You can see that the first discovery in EAB in Northern Indiana was 2004 and we have only had confirmed spreading since then. This is not going away guys and you must do what is necessary to save your trees.
How To Identify Ash Trees NW Indiana
I guess it is pretty important for you guys to know if you even have ash trees on your proerty before you go getting all panicky!
First off, I’ll tell you that ash are one of the most commonly planted parkway trees in newer subdivisions in Indiana and Illinois. They are very easy to grow, don’t drop any seed helicopters (like silver maple do), live a long time, get very large rather quickly and look nice. Ash trees are great trees, and and they are worth saving. Here are some pictures that will help you identify if you have ash trees on your property in NW Indiana.
How To Treat Your Ash Trees Against EAB
Before you read any further, I 100% recommend you have a certified professional treat your ash trees and protect them against emerald ash borer. A true professional will use a system designed for ash trees and the EAB called “Arbor Jet.” This is the best way to administer proper pesticides in a responsible way and also gives you a 2-year guarantee. You can contact me through the Around Crown Point contact page and I will point you to a certified professional. Click Here.
On smaller ash trees, you can also use soil injections of Merit. Merit is an insecticide used systemically to protect plants from a variety of insects. I have used it to save lawns from grub worms, eradicate scale insects and also as a protection for EAB. Once again, I highly recommend you have a pro do this service, but if you want your own soil distrubuted Merit product, here it is below.
I will be writing about EAB and the threat a lot more here over the coming months and years.

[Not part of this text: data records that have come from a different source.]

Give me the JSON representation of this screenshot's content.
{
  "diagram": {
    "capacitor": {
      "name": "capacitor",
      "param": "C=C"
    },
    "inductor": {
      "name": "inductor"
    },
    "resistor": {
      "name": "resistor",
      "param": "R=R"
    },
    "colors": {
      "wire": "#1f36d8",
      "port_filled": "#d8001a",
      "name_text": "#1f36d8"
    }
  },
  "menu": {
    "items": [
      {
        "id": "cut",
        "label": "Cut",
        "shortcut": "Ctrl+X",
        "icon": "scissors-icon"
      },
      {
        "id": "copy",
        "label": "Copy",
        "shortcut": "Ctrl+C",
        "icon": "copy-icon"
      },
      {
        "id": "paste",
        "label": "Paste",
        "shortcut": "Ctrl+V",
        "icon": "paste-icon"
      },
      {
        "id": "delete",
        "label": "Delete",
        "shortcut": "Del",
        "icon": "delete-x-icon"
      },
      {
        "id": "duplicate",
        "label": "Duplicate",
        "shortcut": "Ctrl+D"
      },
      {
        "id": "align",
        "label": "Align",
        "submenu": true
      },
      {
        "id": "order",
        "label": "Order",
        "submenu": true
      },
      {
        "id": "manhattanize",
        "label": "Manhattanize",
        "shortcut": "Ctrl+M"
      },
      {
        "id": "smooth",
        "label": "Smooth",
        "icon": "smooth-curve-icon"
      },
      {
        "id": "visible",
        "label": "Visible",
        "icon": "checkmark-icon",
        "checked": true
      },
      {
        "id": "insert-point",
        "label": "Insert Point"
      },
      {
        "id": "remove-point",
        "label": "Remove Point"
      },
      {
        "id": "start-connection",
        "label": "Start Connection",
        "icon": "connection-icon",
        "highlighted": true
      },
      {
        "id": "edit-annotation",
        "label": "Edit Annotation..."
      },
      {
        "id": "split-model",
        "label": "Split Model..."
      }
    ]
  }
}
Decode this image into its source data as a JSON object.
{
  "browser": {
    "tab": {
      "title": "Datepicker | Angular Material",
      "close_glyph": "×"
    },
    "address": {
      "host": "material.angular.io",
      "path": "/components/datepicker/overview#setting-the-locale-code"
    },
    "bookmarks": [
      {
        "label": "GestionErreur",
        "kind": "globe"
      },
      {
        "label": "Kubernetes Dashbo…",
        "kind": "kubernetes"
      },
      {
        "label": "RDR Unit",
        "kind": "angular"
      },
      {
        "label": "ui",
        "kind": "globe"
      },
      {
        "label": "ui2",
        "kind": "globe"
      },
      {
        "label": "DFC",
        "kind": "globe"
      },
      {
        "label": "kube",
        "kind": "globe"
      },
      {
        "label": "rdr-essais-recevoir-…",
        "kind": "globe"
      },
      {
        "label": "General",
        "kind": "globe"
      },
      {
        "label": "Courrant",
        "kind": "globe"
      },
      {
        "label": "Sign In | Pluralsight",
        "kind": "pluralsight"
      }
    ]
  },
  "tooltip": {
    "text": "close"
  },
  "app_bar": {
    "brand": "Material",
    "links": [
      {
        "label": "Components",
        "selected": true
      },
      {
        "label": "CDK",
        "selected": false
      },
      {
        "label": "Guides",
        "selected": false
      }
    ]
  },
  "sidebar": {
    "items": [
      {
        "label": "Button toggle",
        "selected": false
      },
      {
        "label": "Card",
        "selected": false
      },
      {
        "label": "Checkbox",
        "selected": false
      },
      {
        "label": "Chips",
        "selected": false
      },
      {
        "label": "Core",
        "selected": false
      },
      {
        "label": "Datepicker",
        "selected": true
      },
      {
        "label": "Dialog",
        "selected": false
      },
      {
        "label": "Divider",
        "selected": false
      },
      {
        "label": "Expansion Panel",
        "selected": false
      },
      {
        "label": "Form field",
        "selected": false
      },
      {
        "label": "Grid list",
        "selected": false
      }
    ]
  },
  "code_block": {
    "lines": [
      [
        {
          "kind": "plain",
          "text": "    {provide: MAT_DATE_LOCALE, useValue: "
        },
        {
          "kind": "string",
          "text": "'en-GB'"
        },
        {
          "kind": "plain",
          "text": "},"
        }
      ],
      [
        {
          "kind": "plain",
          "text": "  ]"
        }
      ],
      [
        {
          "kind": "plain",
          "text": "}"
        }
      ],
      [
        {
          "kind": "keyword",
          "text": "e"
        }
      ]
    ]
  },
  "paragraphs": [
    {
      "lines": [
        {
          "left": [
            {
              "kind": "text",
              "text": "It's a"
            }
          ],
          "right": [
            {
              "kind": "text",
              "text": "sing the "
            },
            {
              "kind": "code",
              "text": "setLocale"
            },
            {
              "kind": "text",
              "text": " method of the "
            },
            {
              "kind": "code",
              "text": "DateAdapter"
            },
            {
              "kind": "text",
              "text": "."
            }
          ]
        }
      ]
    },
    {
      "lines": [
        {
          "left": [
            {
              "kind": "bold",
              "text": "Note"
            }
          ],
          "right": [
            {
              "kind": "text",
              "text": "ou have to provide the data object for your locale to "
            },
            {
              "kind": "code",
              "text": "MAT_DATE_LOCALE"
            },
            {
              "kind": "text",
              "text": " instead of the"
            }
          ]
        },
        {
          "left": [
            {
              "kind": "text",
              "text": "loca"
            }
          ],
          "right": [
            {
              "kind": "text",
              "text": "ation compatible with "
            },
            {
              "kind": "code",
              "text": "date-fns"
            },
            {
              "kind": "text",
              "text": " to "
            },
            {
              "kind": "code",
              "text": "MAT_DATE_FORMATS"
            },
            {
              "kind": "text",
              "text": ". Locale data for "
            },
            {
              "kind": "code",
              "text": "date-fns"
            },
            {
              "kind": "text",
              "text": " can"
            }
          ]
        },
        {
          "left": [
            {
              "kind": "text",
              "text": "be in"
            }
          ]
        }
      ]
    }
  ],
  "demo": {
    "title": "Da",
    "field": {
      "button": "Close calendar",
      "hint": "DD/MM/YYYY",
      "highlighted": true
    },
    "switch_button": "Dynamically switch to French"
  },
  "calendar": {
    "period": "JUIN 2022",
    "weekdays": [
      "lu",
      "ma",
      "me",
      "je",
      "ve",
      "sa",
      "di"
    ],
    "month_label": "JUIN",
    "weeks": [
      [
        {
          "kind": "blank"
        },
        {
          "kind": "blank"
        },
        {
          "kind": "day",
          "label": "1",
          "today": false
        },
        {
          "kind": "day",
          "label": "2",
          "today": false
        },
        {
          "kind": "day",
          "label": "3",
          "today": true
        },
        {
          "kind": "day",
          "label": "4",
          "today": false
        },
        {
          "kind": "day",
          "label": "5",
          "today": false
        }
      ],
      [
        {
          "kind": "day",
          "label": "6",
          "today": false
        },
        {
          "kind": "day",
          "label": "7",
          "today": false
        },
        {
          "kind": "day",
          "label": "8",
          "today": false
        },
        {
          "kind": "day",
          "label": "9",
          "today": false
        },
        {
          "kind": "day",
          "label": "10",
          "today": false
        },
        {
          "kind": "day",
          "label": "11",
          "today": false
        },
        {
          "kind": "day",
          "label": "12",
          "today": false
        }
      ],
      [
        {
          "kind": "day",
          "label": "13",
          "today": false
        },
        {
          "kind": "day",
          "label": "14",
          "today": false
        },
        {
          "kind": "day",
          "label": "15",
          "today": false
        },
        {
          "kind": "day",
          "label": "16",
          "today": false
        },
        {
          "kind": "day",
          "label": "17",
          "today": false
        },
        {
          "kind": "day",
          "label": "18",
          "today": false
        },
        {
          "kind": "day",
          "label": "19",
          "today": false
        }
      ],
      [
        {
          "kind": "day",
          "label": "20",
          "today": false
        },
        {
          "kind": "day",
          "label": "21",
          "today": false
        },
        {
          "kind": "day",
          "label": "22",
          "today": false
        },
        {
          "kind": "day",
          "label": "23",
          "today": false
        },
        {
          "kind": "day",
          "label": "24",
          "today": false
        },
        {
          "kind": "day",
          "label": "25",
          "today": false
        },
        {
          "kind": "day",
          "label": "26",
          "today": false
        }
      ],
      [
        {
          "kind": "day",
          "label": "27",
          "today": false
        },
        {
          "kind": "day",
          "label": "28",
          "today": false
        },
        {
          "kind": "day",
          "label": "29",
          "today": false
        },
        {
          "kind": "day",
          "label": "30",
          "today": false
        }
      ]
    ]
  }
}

Let me know if you have any questions. I hold professional licensing in Indiana and Illinois and I will tell you straight what I think. cool?